▶ _WORK ITEM_
This exercise calls for a copy of every line in the listing below that carries the word "HDMI".

▶ _SOURCE DATA_
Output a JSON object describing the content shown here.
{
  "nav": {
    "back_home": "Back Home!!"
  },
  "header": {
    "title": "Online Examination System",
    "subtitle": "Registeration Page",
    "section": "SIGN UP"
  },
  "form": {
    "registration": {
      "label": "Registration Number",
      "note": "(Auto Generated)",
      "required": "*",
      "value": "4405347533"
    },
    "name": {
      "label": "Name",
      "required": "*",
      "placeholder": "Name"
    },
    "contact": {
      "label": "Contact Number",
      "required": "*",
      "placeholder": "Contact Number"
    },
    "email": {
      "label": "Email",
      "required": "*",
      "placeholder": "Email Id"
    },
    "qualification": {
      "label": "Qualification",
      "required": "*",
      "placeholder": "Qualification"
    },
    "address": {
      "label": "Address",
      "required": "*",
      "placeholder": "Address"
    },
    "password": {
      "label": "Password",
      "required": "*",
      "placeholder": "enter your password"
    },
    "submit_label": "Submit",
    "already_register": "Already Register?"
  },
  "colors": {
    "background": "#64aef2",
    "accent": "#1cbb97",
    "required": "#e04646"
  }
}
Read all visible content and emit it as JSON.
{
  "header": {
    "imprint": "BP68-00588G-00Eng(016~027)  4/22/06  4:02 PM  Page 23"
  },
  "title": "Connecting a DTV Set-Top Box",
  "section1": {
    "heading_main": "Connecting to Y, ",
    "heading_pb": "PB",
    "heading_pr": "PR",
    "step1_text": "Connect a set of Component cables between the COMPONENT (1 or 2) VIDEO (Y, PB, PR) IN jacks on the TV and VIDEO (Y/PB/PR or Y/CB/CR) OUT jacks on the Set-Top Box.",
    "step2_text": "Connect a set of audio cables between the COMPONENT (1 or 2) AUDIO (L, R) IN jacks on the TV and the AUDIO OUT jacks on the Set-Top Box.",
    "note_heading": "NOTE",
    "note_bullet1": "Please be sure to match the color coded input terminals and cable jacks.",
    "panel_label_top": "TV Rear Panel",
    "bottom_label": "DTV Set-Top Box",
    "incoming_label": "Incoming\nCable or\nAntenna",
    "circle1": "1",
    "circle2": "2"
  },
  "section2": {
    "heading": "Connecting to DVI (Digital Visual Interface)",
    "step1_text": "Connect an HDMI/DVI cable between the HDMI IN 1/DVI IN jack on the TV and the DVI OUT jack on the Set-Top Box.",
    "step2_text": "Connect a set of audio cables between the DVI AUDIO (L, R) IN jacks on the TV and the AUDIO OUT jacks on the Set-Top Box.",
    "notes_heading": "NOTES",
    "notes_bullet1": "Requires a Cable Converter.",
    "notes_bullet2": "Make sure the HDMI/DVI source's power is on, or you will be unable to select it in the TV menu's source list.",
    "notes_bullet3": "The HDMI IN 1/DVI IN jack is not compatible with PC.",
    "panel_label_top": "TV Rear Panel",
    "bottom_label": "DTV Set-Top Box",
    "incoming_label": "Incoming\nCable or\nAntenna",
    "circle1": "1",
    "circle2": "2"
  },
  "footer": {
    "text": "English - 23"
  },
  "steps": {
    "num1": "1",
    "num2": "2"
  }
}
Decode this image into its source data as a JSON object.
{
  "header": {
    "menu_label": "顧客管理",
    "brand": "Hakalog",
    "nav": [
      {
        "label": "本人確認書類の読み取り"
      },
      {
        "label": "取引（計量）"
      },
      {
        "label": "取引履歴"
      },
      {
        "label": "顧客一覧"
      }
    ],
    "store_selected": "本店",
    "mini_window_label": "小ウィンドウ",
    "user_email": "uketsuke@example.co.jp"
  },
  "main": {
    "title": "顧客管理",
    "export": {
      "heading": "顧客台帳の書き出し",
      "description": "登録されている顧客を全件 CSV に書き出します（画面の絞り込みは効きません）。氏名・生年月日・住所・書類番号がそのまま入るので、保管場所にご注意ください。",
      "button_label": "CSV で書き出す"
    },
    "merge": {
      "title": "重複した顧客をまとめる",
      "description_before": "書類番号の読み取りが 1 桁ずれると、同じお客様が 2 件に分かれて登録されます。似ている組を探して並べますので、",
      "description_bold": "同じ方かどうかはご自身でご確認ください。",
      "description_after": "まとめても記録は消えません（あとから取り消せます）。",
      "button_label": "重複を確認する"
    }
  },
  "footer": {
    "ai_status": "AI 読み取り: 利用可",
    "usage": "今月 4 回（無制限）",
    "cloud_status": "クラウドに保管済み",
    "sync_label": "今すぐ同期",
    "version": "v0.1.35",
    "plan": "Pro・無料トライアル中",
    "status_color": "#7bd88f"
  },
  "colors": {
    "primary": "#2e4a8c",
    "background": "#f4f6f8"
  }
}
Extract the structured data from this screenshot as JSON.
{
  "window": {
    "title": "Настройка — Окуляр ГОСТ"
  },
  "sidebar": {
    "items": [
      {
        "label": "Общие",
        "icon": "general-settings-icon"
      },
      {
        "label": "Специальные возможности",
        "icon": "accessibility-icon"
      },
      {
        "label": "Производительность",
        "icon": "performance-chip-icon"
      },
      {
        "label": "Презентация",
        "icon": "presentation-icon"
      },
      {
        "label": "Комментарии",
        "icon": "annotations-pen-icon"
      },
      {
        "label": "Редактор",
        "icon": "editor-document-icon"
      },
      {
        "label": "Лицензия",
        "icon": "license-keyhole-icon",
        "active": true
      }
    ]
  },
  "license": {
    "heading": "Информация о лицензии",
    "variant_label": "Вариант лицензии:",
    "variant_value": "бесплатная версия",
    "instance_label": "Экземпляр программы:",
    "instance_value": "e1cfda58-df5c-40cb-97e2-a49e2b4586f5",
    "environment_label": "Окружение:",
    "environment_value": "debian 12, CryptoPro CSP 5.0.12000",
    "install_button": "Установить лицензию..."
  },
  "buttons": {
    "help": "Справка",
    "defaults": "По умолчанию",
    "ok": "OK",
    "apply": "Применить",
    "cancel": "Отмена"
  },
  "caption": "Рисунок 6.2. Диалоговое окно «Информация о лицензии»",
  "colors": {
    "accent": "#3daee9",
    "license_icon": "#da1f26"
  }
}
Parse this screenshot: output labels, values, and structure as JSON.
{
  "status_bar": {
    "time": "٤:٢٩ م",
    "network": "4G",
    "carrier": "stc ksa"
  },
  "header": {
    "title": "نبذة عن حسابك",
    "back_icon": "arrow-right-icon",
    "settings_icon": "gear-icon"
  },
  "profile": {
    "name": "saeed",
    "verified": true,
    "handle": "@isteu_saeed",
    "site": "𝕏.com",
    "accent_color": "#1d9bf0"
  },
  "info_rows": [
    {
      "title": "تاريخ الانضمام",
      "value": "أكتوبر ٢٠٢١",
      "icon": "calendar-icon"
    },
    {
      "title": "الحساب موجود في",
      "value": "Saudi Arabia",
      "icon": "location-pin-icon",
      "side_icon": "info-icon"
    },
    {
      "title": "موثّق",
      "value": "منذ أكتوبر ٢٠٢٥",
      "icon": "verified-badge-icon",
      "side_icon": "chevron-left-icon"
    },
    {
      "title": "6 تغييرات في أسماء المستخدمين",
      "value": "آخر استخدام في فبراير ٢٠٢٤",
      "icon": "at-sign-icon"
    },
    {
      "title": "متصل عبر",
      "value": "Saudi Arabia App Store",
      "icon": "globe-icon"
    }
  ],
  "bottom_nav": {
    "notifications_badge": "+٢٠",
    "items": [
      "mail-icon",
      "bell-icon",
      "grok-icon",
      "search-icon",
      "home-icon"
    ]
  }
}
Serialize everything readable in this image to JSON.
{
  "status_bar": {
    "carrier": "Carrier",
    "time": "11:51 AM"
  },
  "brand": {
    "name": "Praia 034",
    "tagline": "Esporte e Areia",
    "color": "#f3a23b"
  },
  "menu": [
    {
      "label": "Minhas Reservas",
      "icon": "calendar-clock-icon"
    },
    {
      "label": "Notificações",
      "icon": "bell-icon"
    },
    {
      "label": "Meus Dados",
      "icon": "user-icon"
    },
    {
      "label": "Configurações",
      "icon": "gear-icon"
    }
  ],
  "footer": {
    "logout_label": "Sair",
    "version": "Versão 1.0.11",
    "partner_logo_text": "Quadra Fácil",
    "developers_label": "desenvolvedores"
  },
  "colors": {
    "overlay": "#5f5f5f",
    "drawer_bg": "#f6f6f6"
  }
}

▶ _YOUR SOLUTION_
    "step1_text": "Connect an HDMI/DVI cable between the HDMI IN 1/DVI IN jack on the TV and the DVI OUT jack on the Set-Top Box.",
    "notes_bullet2": "Make sure the HDMI/DVI source's power is on, or you will be unable to select it in the TV menu's source list.",
    "notes_bullet3": "The HDMI IN 1/DVI IN jack is not compatible with PC.",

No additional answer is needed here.